1871 to 1900

By 1871 the Civil War was behind us, the Industrial Revolution lay ahead of us, and the era of the railroad barons was well under way. Ulysses S. Grant was President; Bell’s telephone and the Women’s Christian Temperance Union were soon to capture everyone’s attention. A new era of suburban communities was dawning.

New Barbadoes ran from Newark Bay on the south to the boundary line of Sussex County on the north. An act of the State Legislature in March 1871 established the Township of Midland bounded by Washington Township on the north, New Barbadoes (Hackensack) and Lodi on the south, the Hackensack River to the east, and Saddle River Township and Ridgewood on the west. This became effective April 3, 1871.

William A. Kipp was the first clerk of the Township. He was secretary and chief administrative officer, election official, keeper of the official seal, signer of all legal documents and legal agent for the receipt of papers served on the town. This was considered a part-time job; the clerk’s office was located in his home.

The area was divided into 24 road districts. Each had an overseer who was allotted a sum of money to maintain the roads. Rochelle Park was Road District 16.

There was little need for police in Midland Township. The county sheriff enforced the law. What led to the creation of a local law enforcement agency in 1887 was tax collection. A special constable, John Voorhis, was appointed. In John Chrystal was chosen chairman of the Township Committee. Albert J. Bogert was named collector of taxes. Taxable property in Midland Township amounted to $1,661,549. 1889 he was put in charge of all law enforcement.

Education was equally simple. Rochelle Park children attended a “schoolhouse” on Passaic Street in the Arcola section.


The earliest Board of Health Records go back to 1886. In 1887, the New Jersey State Board of Health was established; Rochelle Park organized its own board in 1889. There was little a health department could do against the scourges of diphtheria, scarlet fever, measles and whooping cough, except hang a “Quarantined” sign on the door of the unfortunate household. Nor was there a Pure Food and Drug Act. However, the collection of vital statistics was an important first step.

In 1894, River Edge, Oradell, Maywood, and the Cherry Hill (Fairmount) section of Hackensack became independent, leaving only Paramus and Rochelle Park in the Township of Midland.

To get to the Rochelle Park railroad depot, farmers across the Saddle River had to go to Market Street and then onto Rochelle Avenue. Saddle River Township resident, Samuel Vander Linden donated three days time to build a road directly from Old Dutch (Saddle River) Road to the station.
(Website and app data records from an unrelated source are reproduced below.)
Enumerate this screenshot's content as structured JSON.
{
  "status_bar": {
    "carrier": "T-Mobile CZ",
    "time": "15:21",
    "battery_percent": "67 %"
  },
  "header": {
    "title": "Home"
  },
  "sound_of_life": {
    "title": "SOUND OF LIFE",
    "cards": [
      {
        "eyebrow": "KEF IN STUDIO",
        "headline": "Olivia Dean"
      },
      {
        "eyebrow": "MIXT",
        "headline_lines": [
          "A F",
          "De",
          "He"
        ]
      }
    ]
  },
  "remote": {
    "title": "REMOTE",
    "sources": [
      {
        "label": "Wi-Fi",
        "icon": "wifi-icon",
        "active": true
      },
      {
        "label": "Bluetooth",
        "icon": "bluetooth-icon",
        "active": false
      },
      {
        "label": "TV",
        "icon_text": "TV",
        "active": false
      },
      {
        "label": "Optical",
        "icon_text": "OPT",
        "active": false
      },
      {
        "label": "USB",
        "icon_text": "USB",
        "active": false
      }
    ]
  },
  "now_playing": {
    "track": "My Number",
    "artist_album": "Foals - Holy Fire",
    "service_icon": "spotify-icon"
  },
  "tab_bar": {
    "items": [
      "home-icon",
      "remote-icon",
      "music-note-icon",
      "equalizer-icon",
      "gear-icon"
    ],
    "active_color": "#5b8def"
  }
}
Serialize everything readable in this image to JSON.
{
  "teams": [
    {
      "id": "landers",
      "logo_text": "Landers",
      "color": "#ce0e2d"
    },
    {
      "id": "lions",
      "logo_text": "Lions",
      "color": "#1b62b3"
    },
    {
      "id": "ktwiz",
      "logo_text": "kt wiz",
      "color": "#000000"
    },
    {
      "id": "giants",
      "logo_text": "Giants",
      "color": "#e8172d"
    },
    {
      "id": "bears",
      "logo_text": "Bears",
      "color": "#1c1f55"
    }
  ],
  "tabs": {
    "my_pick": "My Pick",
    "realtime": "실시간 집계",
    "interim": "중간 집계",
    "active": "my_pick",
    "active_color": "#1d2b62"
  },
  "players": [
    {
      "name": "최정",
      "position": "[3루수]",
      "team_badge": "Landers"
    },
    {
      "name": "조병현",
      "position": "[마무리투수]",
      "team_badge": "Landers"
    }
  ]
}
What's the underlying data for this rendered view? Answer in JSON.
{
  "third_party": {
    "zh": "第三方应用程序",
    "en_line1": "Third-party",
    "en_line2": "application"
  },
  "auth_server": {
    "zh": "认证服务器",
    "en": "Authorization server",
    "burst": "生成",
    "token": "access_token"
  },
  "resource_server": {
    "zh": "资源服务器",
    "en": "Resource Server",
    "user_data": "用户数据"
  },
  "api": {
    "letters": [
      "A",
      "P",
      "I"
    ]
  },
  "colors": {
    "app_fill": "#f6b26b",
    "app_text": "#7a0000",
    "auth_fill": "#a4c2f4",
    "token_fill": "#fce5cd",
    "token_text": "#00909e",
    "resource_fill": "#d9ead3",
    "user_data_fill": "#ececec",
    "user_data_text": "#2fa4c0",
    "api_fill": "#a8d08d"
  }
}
Bergen County then built a bridge.

As early as 1896, a trolley line ran through Midland Township from Paterson to the 125th Street Ferry in Edgewater. The Red Rock Inn on Rochelle Avenue accommodated vacationers and provided refreshment for travelers, many bicycling from New York to Greenwood Lake.

In 1896 Grover Cleveland was President for a second time. The Dow Jones Industrial Average was instituted, opening at 40.94. Brothers Frank and Charles Duryea built, not the first automobile, but the first 13 autos of the same model. The 20th Century was about to begin.